*Input:*

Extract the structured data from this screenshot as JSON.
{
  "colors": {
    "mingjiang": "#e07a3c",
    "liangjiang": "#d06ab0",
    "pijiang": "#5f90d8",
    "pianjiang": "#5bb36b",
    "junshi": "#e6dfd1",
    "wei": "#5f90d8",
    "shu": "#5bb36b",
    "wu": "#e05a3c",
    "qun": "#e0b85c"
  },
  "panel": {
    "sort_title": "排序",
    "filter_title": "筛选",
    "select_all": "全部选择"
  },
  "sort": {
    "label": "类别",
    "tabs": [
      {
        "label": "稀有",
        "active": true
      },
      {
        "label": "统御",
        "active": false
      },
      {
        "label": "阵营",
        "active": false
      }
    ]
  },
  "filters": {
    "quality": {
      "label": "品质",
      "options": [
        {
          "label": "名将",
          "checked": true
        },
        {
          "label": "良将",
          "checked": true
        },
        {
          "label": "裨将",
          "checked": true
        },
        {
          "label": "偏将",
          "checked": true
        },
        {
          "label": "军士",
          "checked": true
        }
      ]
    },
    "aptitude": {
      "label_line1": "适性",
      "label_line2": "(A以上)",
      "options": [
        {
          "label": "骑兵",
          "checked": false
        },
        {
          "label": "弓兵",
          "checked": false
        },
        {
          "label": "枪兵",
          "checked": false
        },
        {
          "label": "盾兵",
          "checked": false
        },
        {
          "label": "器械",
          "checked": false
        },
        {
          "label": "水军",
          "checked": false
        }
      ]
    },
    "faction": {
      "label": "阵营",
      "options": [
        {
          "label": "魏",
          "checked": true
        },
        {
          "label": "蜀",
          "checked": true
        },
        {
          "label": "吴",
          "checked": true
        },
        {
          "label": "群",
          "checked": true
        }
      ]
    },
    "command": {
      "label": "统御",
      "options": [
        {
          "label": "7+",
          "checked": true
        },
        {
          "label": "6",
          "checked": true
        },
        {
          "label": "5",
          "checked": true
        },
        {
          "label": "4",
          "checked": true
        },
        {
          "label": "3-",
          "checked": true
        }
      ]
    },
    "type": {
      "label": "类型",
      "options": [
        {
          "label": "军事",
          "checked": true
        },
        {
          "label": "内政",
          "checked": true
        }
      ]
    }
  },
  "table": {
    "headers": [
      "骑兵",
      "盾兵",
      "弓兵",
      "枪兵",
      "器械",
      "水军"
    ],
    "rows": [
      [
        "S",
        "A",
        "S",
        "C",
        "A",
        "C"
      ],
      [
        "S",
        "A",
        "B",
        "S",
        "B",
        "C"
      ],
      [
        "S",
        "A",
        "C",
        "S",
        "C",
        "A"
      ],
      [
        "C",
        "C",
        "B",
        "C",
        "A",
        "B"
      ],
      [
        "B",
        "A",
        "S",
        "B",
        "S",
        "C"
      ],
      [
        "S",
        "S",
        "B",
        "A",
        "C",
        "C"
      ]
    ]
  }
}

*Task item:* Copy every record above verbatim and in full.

*Written response:*
Extract the structured data from this screenshot as JSON.
{
  "colors": {
    "mingjiang": "#e07a3c",
    "liangjiang": "#d06ab0",
    "pijiang": "#5f90d8",
    "pianjiang": "#5bb36b",
    "junshi": "#e6dfd1",
    "wei": "#5f90d8",
    "shu": "#5bb36b",
    "wu": "#e05a3c",
    "qun": "#e0b85c"
  },
  "panel": {
    "sort_title": "排序",
    "filter_title": "筛选",
    "select_all": "全部选择"
  },
  "sort": {
    "label": "类别",
    "tabs": [
      {
        "label": "稀有",
        "active": true
      },
      {
        "label": "统御",
        "active": false
      },
      {
        "label": "阵营",
        "active": false
      }
    ]
  },
  "filters": {
    "quality": {
      "label": "品质",
      "options": [
        {
          "label": "名将",
          "checked": true
        },
        {
          "label": "良将",
          "checked": true
        },
        {
          "label": "裨将",
          "checked": true
        },
        {
          "label": "偏将",
          "checked": true
        },
        {
          "label": "军士",
          "checked": true
        }
      ]
    },
    "aptitude": {
      "label_line1": "适性",
      "label_line2": "(A以上)",
      "options": [
        {
          "label": "骑兵",
          "checked": false
        },
        {
          "label": "弓兵",
          "checked": false
        },
        {
          "label": "枪兵",
          "checked": false
        },
        {
          "label": "盾兵",
          "checked": false
        },
        {
          "label": "器械",
          "checked": false
        },
        {
          "label": "水军",
          "checked": false
        }
      ]
    },
    "faction": {
      "label": "阵营",
      "options": [
        {
          "label": "魏",
          "checked": true
        },
        {
          "label": "蜀",
          "checked": true
        },
        {
          "label": "吴",
          "checked": true
        },
        {
          "label": "群",
          "checked": true
        }
      ]
    },
    "command": {
      "label": "统御",
      "options": [
        {
          "label": "7+",
          "checked": true
        },
        {
          "label": "6",
          "checked": true
        },
        {
          "label": "5",
          "checked": true
        },
        {
          "label": "4",
          "checked": true
        },
        {
          "label": "3-",
          "checked": true
        }
      ]
    },
    "type": {
      "label": "类型",
      "options": [
        {
          "label": "军事",
          "checked": true
        },
        {
          "label": "内政",
          "checked": true
        }
      ]
    }
  },
  "table": {
    "headers": [
      "骑兵",
      "盾兵",
      "弓兵",
      "枪兵",
      "器械",
      "水军"
    ],
    "rows": [
      [
        "S",
        "A",
        "S",
        "C",
        "A",
        "C"
      ],
      [
        "S",
        "A",
        "B",
        "S",
        "B",
        "C"
      ],
      [
        "S",
        "A",
        "C",
        "S",
        "C",
        "A"
      ],
      [
        "C",
        "C",
        "B",
        "C",
        "A",
        "B"
      ],
      [
        "B",
        "A",
        "S",
        "B",
        "S",
        "C"
      ],
      [
        "S",
        "S",
        "B",
        "A",
        "C",
        "C"
      ]
    ]
  }
}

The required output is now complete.